Although the "raised floor" design for my FPGA cluster looked cool, it really didn't scale. My entire desk was full, there was very limited room for new hardware, and the boards kept getting dusty. To make matters worse, long wires were needed to connect everything and it was difficult to manage them all.
|Original FPGA cluster|
I ended up moving forward with the plan I came up with a few months ago and my FPGA cluster is now living on the 19" rack in my living room.
The first step was to laser-cut acrylic frames for each board (or several boards, if they were small enough) that would slide into the card guides.
In the photo below you can see nodes lx9mini0 and lx9mini2 (lx9mini1 was being used for something else at the time so I put it on another card later on) on a clear 1/16" acrylic sheet cut to standard Eurocard dimensions. The clear faceplate was later replaced with an opaque black one because I think it looks better that way.
|Spartan-6 FPGA boards on a 3U blade card|
My existing USB hubs weren't well suited to the rackmount form factor so I built a new one.
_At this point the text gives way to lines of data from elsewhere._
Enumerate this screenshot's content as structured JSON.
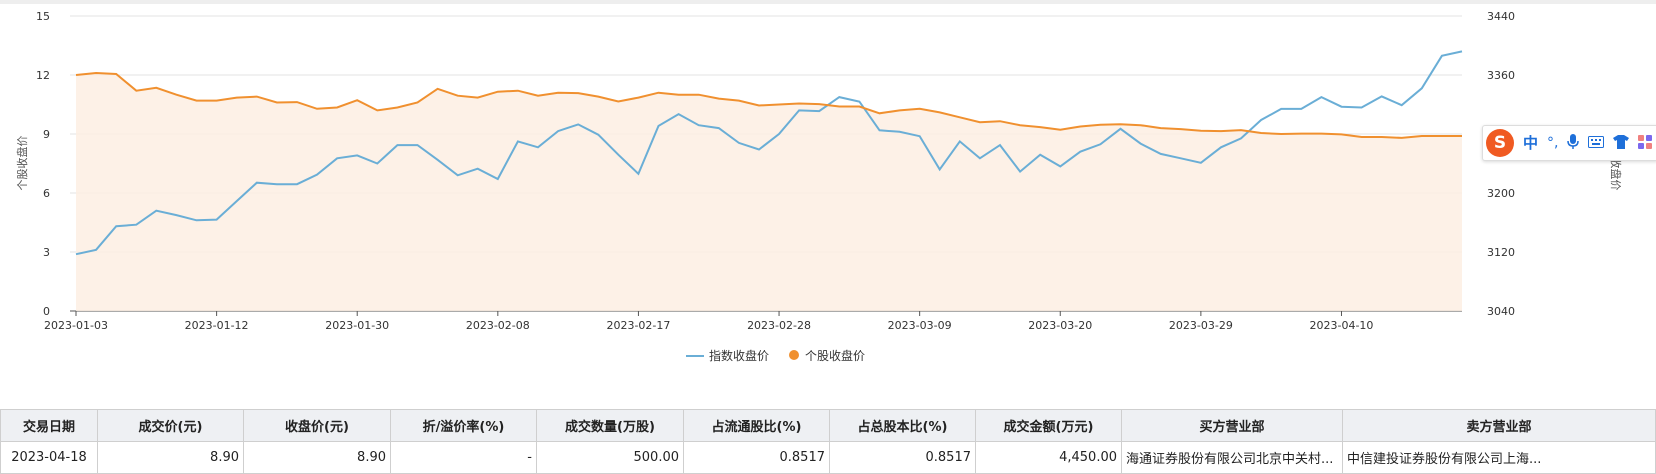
{
  "chart_data": {
    "type": "line",
    "ylabel_left": "个股收盘价",
    "ylabel_right": "指数收盘价",
    "ylim_left": [
      0,
      15
    ],
    "ylim_right": [
      3040,
      3440
    ],
    "yticks_left": [
      "0",
      "3",
      "6",
      "9",
      "12",
      "15"
    ],
    "yticks_right": [
      "3040",
      "3120",
      "3200",
      "3280",
      "3360",
      "3440"
    ],
    "xtick_labels": [
      "2023-01-03",
      "2023-01-12",
      "2023-01-30",
      "2023-02-08",
      "2023-02-17",
      "2023-02-28",
      "2023-03-09",
      "2023-03-20",
      "2023-03-29",
      "2023-04-10"
    ],
    "legend_position": "bottom-center",
    "grid": true,
    "x": [
      "2023-01-03",
      "2023-01-04",
      "2023-01-05",
      "2023-01-06",
      "2023-01-09",
      "2023-01-10",
      "2023-01-11",
      "2023-01-12",
      "2023-01-13",
      "2023-01-16",
      "2023-01-17",
      "2023-01-18",
      "2023-01-19",
      "2023-01-20",
      "2023-01-30",
      "2023-01-31",
      "2023-02-01",
      "2023-02-02",
      "2023-02-03",
      "2023-02-06",
      "2023-02-07",
      "2023-02-08",
      "2023-02-09",
      "2023-02-10",
      "2023-02-13",
      "2023-02-14",
      "2023-02-15",
      "2023-02-16",
      "2023-02-17",
      "2023-02-20",
      "2023-02-21",
      "2023-02-22",
      "2023-02-23",
      "2023-02-24",
      "2023-02-27",
      "2023-02-28",
      "2023-03-01",
      "2023-03-02",
      "2023-03-03",
      "2023-03-06",
      "2023-03-07",
      "2023-03-08",
      "2023-03-09",
      "2023-03-10",
      "2023-03-13",
      "2023-03-14",
      "2023-03-15",
      "2023-03-16",
      "2023-03-17",
      "2023-03-20",
      "2023-03-21",
      "2023-03-22",
      "2023-03-23",
      "2023-03-24",
      "2023-03-27",
      "2023-03-28",
      "2023-03-29",
      "2023-03-30",
      "2023-03-31",
      "2023-04-03",
      "2023-04-04",
      "2023-04-06",
      "2023-04-07",
      "2023-04-10",
      "2023-04-11",
      "2023-04-12",
      "2023-04-13",
      "2023-04-14",
      "2023-04-17",
      "2023-04-18"
    ],
    "series": [
      {
        "name": "指数收盘价",
        "axis": "right",
        "color": "#6aaed6",
        "values": [
          3117,
          3123,
          3155,
          3157,
          3176,
          3170,
          3163,
          3164,
          3189,
          3214,
          3212,
          3212,
          3225,
          3247,
          3251,
          3240,
          3265,
          3265,
          3245,
          3224,
          3233,
          3219,
          3270,
          3262,
          3284,
          3293,
          3279,
          3252,
          3226,
          3291,
          3307,
          3292,
          3288,
          3268,
          3259,
          3280,
          3312,
          3311,
          3330,
          3324,
          3285,
          3283,
          3277,
          3232,
          3270,
          3247,
          3265,
          3229,
          3252,
          3236,
          3256,
          3266,
          3287,
          3267,
          3253,
          3247,
          3241,
          3262,
          3274,
          3299,
          3314,
          3314,
          3330,
          3317,
          3316,
          3331,
          3319,
          3342,
          3386,
          3392
        ]
      },
      {
        "name": "个股收盘价",
        "axis": "left",
        "color": "#f0902f",
        "values": [
          12.0,
          12.1,
          12.05,
          11.2,
          11.35,
          11.0,
          10.7,
          10.7,
          10.85,
          10.9,
          10.6,
          10.62,
          10.28,
          10.35,
          10.72,
          10.2,
          10.35,
          10.6,
          11.3,
          10.95,
          10.85,
          11.15,
          11.2,
          10.95,
          11.1,
          11.08,
          10.9,
          10.65,
          10.85,
          11.1,
          11.0,
          11.0,
          10.8,
          10.7,
          10.45,
          10.5,
          10.55,
          10.52,
          10.4,
          10.4,
          10.05,
          10.2,
          10.28,
          10.1,
          9.85,
          9.6,
          9.65,
          9.45,
          9.35,
          9.22,
          9.38,
          9.47,
          9.5,
          9.45,
          9.3,
          9.25,
          9.17,
          9.15,
          9.2,
          9.05,
          9.0,
          9.02,
          9.02,
          8.98,
          8.85,
          8.85,
          8.8,
          8.9,
          8.9,
          8.9
        ]
      }
    ]
  },
  "ime_toolbar": {
    "logo": "S",
    "icons": [
      "zh-mode-icon",
      "punctuation-icon",
      "microphone-icon",
      "keyboard-icon",
      "skin-icon",
      "apps-icon"
    ],
    "zh": "中",
    "punct": "°,"
  },
  "table": {
    "headers": [
      "交易日期",
      "成交价(元)",
      "收盘价(元)",
      "折/溢价率(%)",
      "成交数量(万股)",
      "占流通股比(%)",
      "占总股本比(%)",
      "成交金额(万元)",
      "买方营业部",
      "卖方营业部"
    ],
    "rows": [
      [
        "2023-04-18",
        "8.90",
        "8.90",
        "-",
        "500.00",
        "0.8517",
        "0.8517",
        "4,450.00",
        "海通证券股份有限公司北京中关村...",
        "中信建投证券股份有限公司上海..."
      ]
    ]
  }
}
This is a ten-port USB 2.0 hub with two front-panel ports (for keyboard and mouse) and eight back-side ports for internal connections. It consists of three 4-port Cypress hub chips in a tree, plus the associated PMICs. For extra fun I threw on an XC2C128 CPLD with a SPI headers so that I could potentially toggle power to individual ports remotely over SPI, but as of now this functionality isn't being used.
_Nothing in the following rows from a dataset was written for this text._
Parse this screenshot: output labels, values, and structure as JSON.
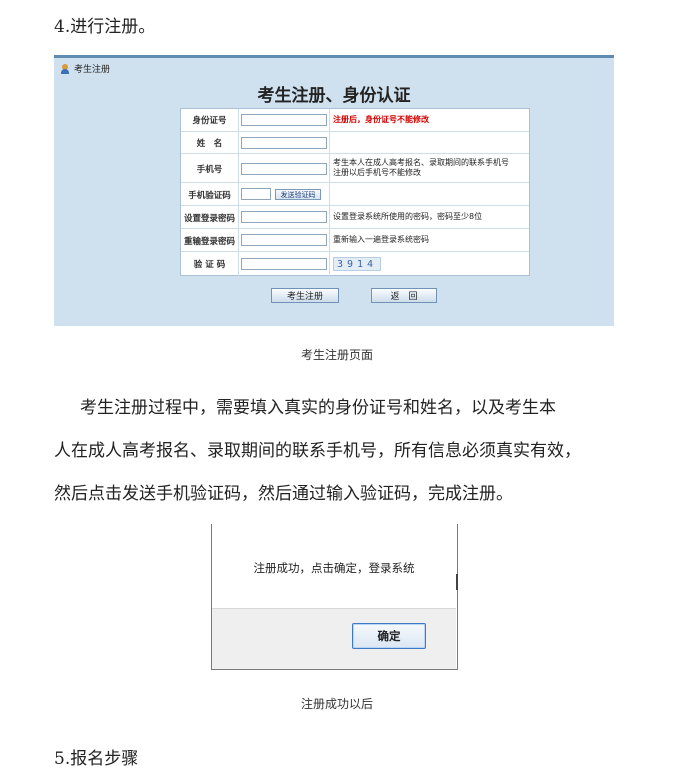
{
  "doc": {
    "heading_step4": "4.进行注册。",
    "caption_register": "考生注册页面",
    "paragraph_lines": [
      "考生注册过程中，需要填入真实的身份证号和姓名，以及考生本",
      "人在成人高考报名、录取期间的联系手机号，所有信息必须真实有效，",
      "然后点击发送手机验证码，然后通过输入验证码，完成注册。"
    ],
    "caption_success": "注册成功以后",
    "heading_step5": "5.报名步骤"
  },
  "register": {
    "panel_title": "考生注册",
    "form_title": "考生注册、身份认证",
    "rows": [
      {
        "label": "身份证号",
        "hint": "注册后，身份证号不能修改"
      },
      {
        "label": "姓　名"
      },
      {
        "label": "手机号",
        "hint_line1": "考生本人在成人高考报名、录取期间的联系手机号",
        "hint_line2": "注册以后手机号不能修改"
      },
      {
        "label": "手机验证码",
        "button": "发送验证码"
      },
      {
        "label": "设置登录密码",
        "hint": "设置登录系统所使用的密码，密码至少8位"
      },
      {
        "label": "重输登录密码",
        "hint": "重新输入一遍登录系统密码"
      },
      {
        "label": "验 证 码",
        "captcha": "3914"
      }
    ],
    "submit_label": "考生注册",
    "back_label": "返　回"
  },
  "dialog": {
    "message": "注册成功，点击确定，登录系统",
    "ok_label": "确定"
  },
  "colors": {
    "panel_bg": "#cfe0ee",
    "panel_border": "#5f8ab2",
    "hint_red": "#d40000",
    "button_border_blue": "#3d7bc5"
  }
}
As with my previous hub designs all ports are overcurrent protected. I also added external ESD clamp diodes (RCLAMP0514M) to each data line after an killing a previous hub by zapping it while plugging my phone in to charge.
The port indicator LEDs are off in the idle state, green when a device has enumerated successfully, blinking green when a device is detected but fails to enumerate, and red for an overcurrent fault.
|3U x 4HP USB hub blade|
I went with my original plan of racking the Atlys boards in one of my empty 1U cases and the AC701 in another. The boards are screwed into standoffs which are attached to the case by cyanoacrylate adhesive.
|Nodes atlys0 and atlys1 being installed in a 1U server case. JTAG and Ethernet cables are not yet installed.|
I then installed my PDU board, the BeagleBone Black, the USB hub, and all of the smaller FPGA boards I was using for my research in the rack. Since I was moving the second 24-port switch from my desk to the rack I hooked the two together with a short run of multimode fiber. Fiber was overkill for the application but I had SFP ports sitting around unused and I was running out of copper interfaces...
The standard I've decided on for all new designs in the near future is as follows:
- Boards are to be 100mm tall (3U Eurocard height)
- Component keepouts along the top and bottom edges as specified by the Eurocard standard for card guides
- Faceplate mounting holes on the front panel as specified by the Eurocard standard
- 5V DC center-high power via standard 5.5mm barrel jack on the back edge
- Network jacks and indicator LEDs on the front edge
- JTAG, USB, and other I/O on the back edge
|My current rack|
|The current FPGA cluster|
|Back side of the FPGA cluster midway through rack install. The USB cable coming out the bottom was temporary for testing until I could find a right-angle one.|
I still have quite a bit more gear to rack - several Spartan-6 boards I'm not actively using in my research, a Raspberry Pi, a Parallella, and a large number of PIC MCU development boards of various types. This will fill the current card rack and then some, so I left 3U of empty space below this one for expansion. The Parallella runs hot so I ordered a 1U fan tray which will be installed later today.
The 1U blank above the card rack is there for airflow reasons (the fan will blow upwards and exhaust air needs some space to blow out) but I can still fit stuff that doesn't block airflow. Early next week I'll be replacing it with a 16-port LC-LC patch panel so that I can terminate fiber runs to various devices on the rack (such as the AC701 board, which currently has a 2m run of multimode going around the side of the rack because there's no good way to get fiber from back to front).